Small household leaks waste large volumes of water every year.
Posted at 12:41 PM, Mar 18, 2022

A leaking faucet may not seem like a big deal, but even a few drips per day can add up and make a big difference to our limited water resources.

From March 14-20, the Environmental Protection Agency is asking people across the country to take part in "Fix a Leak Week". This focuses on the small leaks that make a big difference.

Household leaks waste nearly 1 trillion gallons of water nationwide each year, which is equivalent to the water use of 11 million homes.

San Luis Obispo Utility Department Director Mychal Boerman told us that most of those leaks come from just two sources.

"Our staff gets most of their calls about leaks either related to irrigation systems or toilets inside their homes," he said.

Common sources for leaks can be misaligned parts, worn-down basin flappers, or tangled chains.

Boerman continued, "Making sure that the toilet is functioning correctly [because] that is the other thing that'll drive up a water bill a lot and use a lot of water. I would say it's fairly common for us to hear from customers, 'There's no way that that could be what caused my high water use,' and then we go out and we meet with them and we discover that that was most certainly what drove the bill up. "

If you notice an increase in your water bill, a leak might be to blame. The San Luis Obispo Utility Department can help check for these issues and even get new water-efficient parts for older homes. They are also working with the California Water Efficiency Partnership to offer rebates on smart irrigation controllers. For information on those rebates, visit this link.

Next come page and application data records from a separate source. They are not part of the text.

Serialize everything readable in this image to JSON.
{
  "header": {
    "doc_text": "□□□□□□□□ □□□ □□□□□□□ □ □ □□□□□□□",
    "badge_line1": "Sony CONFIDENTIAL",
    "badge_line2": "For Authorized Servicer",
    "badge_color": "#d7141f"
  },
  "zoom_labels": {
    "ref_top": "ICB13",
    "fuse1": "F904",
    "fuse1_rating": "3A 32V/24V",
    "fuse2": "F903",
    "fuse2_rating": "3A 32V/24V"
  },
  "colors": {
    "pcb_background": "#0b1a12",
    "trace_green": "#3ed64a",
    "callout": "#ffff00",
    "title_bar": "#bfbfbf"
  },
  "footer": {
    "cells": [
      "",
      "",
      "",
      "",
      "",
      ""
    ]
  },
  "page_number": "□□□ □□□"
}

"It's small scale when we're talking about one home, a leak, maybe a gallon a day or less. But when we start talking about 45,000 people in a community or if we look larger scale across the county, you know, a couple of hundred-thousand people, the cumulative effect of that is is pretty large. And so we just want folks to, you know, have some personal responsibility for their properties, how water is being used. Reach out to us if we can help and if we all do our part, then we'll have a larger effect on things as a whole," Boerman said.

The utility department said that while they believe we have the water infrastructure to withstand several dry years in a row, it is up to everyone to make sure we are not wasting water.

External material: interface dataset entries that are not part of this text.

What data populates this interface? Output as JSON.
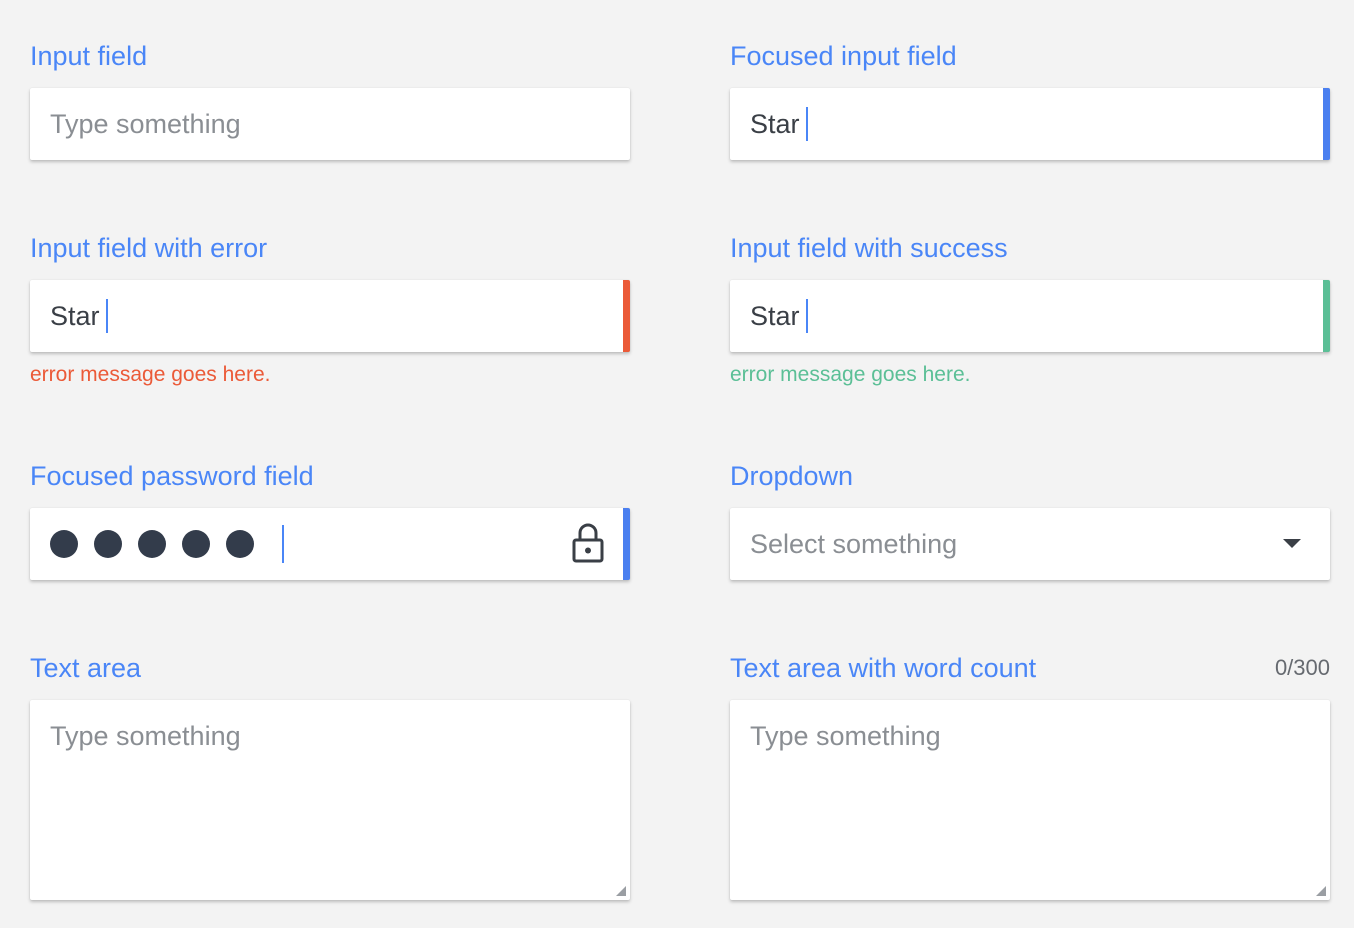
{
  "colors": {
    "label": "#4a86f7",
    "focus_accent": "#4a7ff0",
    "error": "#eb5a38",
    "success": "#5bbf96",
    "background": "#f3f3f3"
  },
  "input_field": {
    "label": "Input field",
    "placeholder": "Type something"
  },
  "focused_input_field": {
    "label": "Focused input field",
    "value": "Star"
  },
  "error_field": {
    "label": "Input field with error",
    "value": "Star",
    "message": "error message goes here."
  },
  "success_field": {
    "label": "Input field with success",
    "value": "Star",
    "message": "error message goes here."
  },
  "password_field": {
    "label": "Focused password field",
    "masked_char_count": 5,
    "icon": "lock-icon"
  },
  "dropdown": {
    "label": "Dropdown",
    "placeholder": "Select something",
    "icon": "caret-down-icon"
  },
  "text_area": {
    "label": "Text area",
    "placeholder": "Type something"
  },
  "text_area_word_count": {
    "label": "Text area with word count",
    "counter": "0/300",
    "placeholder": "Type something"
  }
}
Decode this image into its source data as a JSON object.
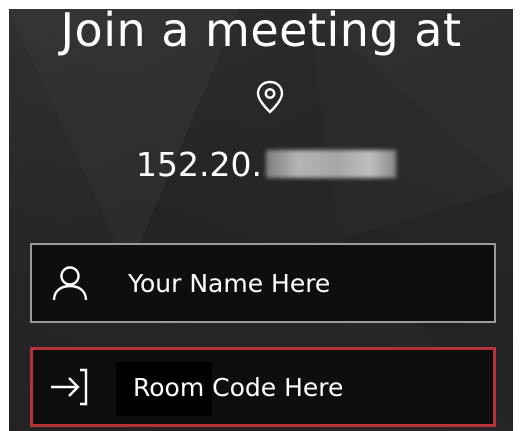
{
  "header": {
    "title": "Join a meeting at",
    "location_icon": "location-pin-icon"
  },
  "server": {
    "address_visible": "152.20.",
    "address_redacted": true
  },
  "name_field": {
    "icon": "user-icon",
    "placeholder": "Your Name Here"
  },
  "room_field": {
    "icon": "enter-arrow-icon",
    "placeholder": "Room Code Here",
    "border_color": "#b5323d"
  },
  "colors": {
    "background": "#2a2a2a",
    "field_background": "#0e0e0e",
    "name_border": "#9a9a9a",
    "accent_red": "#b5323d"
  }
}
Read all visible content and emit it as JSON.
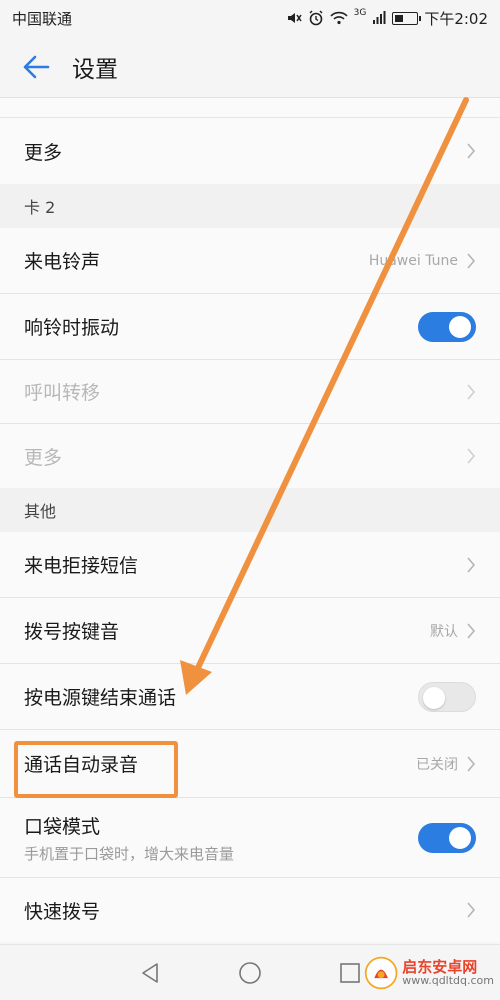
{
  "status_bar": {
    "carrier": "中国联通",
    "network": "3G",
    "time": "下午2:02"
  },
  "header": {
    "title": "设置"
  },
  "rows": {
    "more1": {
      "label": "更多"
    },
    "card2_header": "卡 2",
    "ringtone": {
      "label": "来电铃声",
      "value": "Huawei Tune"
    },
    "vibrate": {
      "label": "响铃时振动",
      "state": "on"
    },
    "forward": {
      "label": "呼叫转移"
    },
    "more2": {
      "label": "更多"
    },
    "other_header": "其他",
    "reject_sms": {
      "label": "来电拒接短信"
    },
    "dial_tone": {
      "label": "拨号按键音",
      "value": "默认"
    },
    "power_end": {
      "label": "按电源键结束通话",
      "state": "off"
    },
    "auto_record": {
      "label": "通话自动录音",
      "value": "已关闭"
    },
    "pocket": {
      "label": "口袋模式",
      "sub": "手机置于口袋时，增大来电音量",
      "state": "on"
    },
    "speed_dial": {
      "label": "快速拨号"
    }
  },
  "watermark": {
    "title": "启东安卓网",
    "url": "www.qdltdq.com"
  },
  "colors": {
    "accent": "#2b7de1",
    "annotation": "#f0913f"
  }
}
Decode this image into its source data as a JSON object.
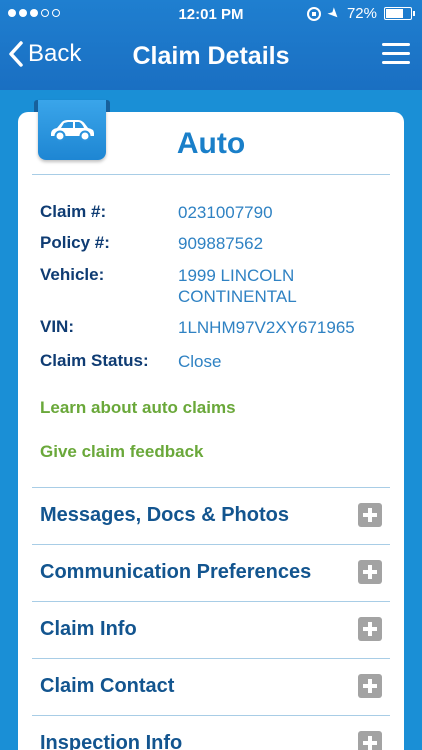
{
  "status_bar": {
    "time": "12:01 PM",
    "battery": "72%",
    "battery_level": 0.72,
    "signal_dots_filled": 3,
    "signal_dots_total": 5
  },
  "nav": {
    "back_label": "Back",
    "title": "Claim Details",
    "menu_icon": "hamburger-menu-icon"
  },
  "card": {
    "title": "Auto",
    "badge_icon": "car-icon",
    "details": [
      {
        "label": "Claim #:",
        "value": "0231007790"
      },
      {
        "label": "Policy #:",
        "value": "909887562"
      },
      {
        "label": "Vehicle:",
        "value": "1999 LINCOLN CONTINENTAL"
      },
      {
        "label": "VIN:",
        "value": "1LNHM97V2XY671965"
      },
      {
        "label": "Claim Status:",
        "value": "Close"
      }
    ],
    "links": [
      "Learn about auto claims",
      "Give claim feedback"
    ],
    "sections": [
      "Messages, Docs & Photos",
      "Communication Preferences",
      "Claim Info",
      "Claim Contact",
      "Inspection Info"
    ]
  },
  "colors": {
    "header_blue": "#1a6fc2",
    "background_blue": "#1a8fd6",
    "title_blue": "#1a7fc9",
    "label_navy": "#0f3c73",
    "value_blue": "#2f82c3",
    "link_green": "#6aa83a"
  }
}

Boerman has a few ways to make sure you are keeping an eye on leaks, especially with your outdoor irrigation.

"Proactively turn on your irrigation system during daylight hours and walk that system as it's on. Inspect it for leaks. Inspect it for misaligned spray heads that are spraying out onto the street or sidewalk. Check the timing to make sure that it's running for an appropriate amount of time where it's not running off of the property and out onto the sidewalk. So really just some proactive maintenance on the irrigation system"

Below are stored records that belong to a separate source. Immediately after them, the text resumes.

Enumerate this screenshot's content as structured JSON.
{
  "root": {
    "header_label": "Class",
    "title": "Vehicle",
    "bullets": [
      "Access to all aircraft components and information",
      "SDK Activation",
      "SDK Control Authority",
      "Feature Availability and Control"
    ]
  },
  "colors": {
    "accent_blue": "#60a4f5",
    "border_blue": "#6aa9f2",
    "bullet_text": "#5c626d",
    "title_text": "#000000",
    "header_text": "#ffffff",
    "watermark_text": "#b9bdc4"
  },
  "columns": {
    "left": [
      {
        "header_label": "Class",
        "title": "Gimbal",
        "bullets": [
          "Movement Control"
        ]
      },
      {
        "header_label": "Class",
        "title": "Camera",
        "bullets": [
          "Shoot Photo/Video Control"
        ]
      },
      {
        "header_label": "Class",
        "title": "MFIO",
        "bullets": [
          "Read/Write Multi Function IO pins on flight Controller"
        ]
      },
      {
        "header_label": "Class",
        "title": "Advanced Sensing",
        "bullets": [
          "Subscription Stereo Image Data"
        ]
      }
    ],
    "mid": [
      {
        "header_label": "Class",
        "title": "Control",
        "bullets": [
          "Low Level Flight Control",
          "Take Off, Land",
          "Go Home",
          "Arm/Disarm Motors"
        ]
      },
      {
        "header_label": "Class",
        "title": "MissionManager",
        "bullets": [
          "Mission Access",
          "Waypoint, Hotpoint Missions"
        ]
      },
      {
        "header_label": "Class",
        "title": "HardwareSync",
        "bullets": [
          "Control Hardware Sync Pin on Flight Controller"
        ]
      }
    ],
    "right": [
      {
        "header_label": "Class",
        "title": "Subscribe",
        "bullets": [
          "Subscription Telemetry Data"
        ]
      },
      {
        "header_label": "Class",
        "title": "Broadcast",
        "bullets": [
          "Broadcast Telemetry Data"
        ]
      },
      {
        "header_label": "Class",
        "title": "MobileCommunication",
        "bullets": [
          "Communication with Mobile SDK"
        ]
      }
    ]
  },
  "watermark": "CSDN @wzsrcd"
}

For more information and educational materials on Fix a Leak Week, visit this link.